Items listed in a dataset:
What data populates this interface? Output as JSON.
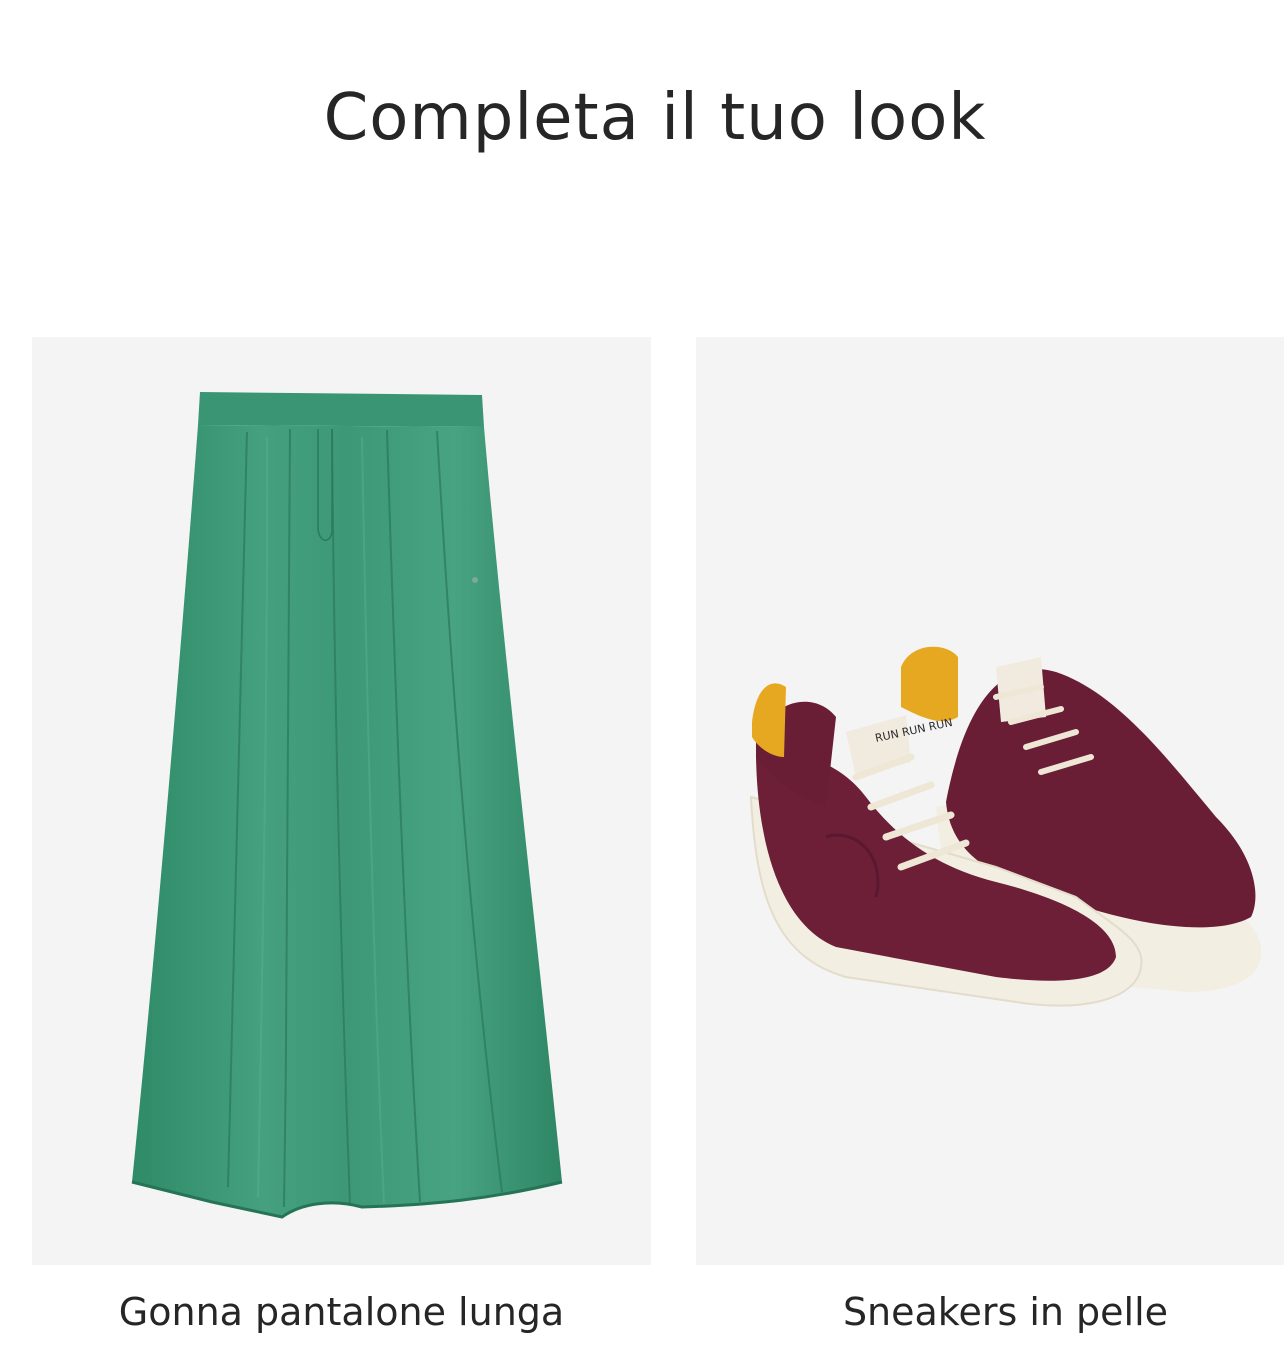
{
  "section": {
    "title": "Completa il tuo look"
  },
  "products": [
    {
      "name": "Gonna pantalone lunga",
      "image": "green-pleated-palazzo-trousers",
      "color": "#3f9a78"
    },
    {
      "name": "Sneakers in pelle",
      "image": "burgundy-suede-sneakers",
      "color": "#6d1f38"
    }
  ],
  "sneaker_tongue_label": "RUN RUN RUN"
}
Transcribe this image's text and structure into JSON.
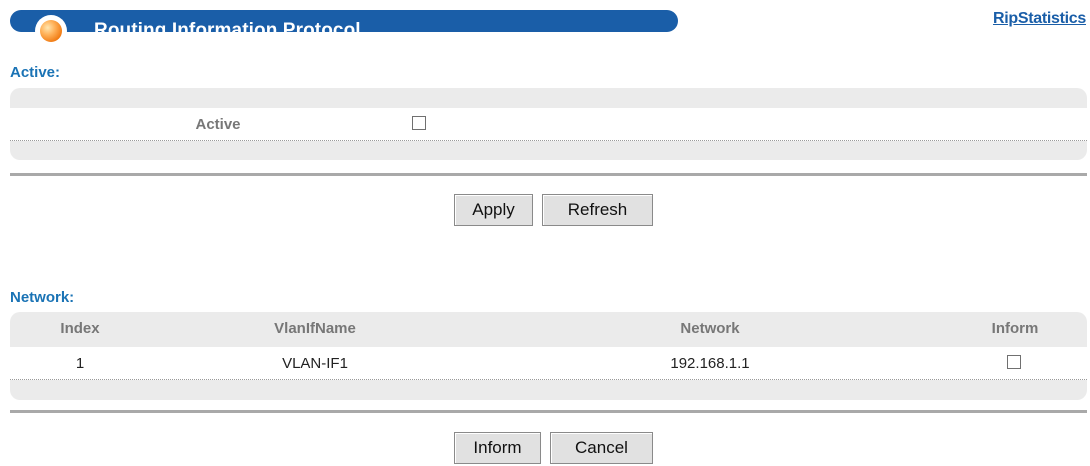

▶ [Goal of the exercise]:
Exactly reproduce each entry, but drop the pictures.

▶ [Worked solution]:
What data populates this interface? Output as JSON.
{
  "section": {
    "title": "Completa il tuo look"
  },
  "products": [
    {
      "name": "Gonna pantalone lunga",
      "image": "green-pleated-palazzo-trousers",
      "color": "#3f9a78"
    },
    {
      "name": "Sneakers in pelle",
      "image": "burgundy-suede-sneakers",
      "color": "#6d1f38"
    }
  ],
  "sneaker_tongue_label": "RUN RUN RUN"
}
Transcribe this image's text and structure into JSON.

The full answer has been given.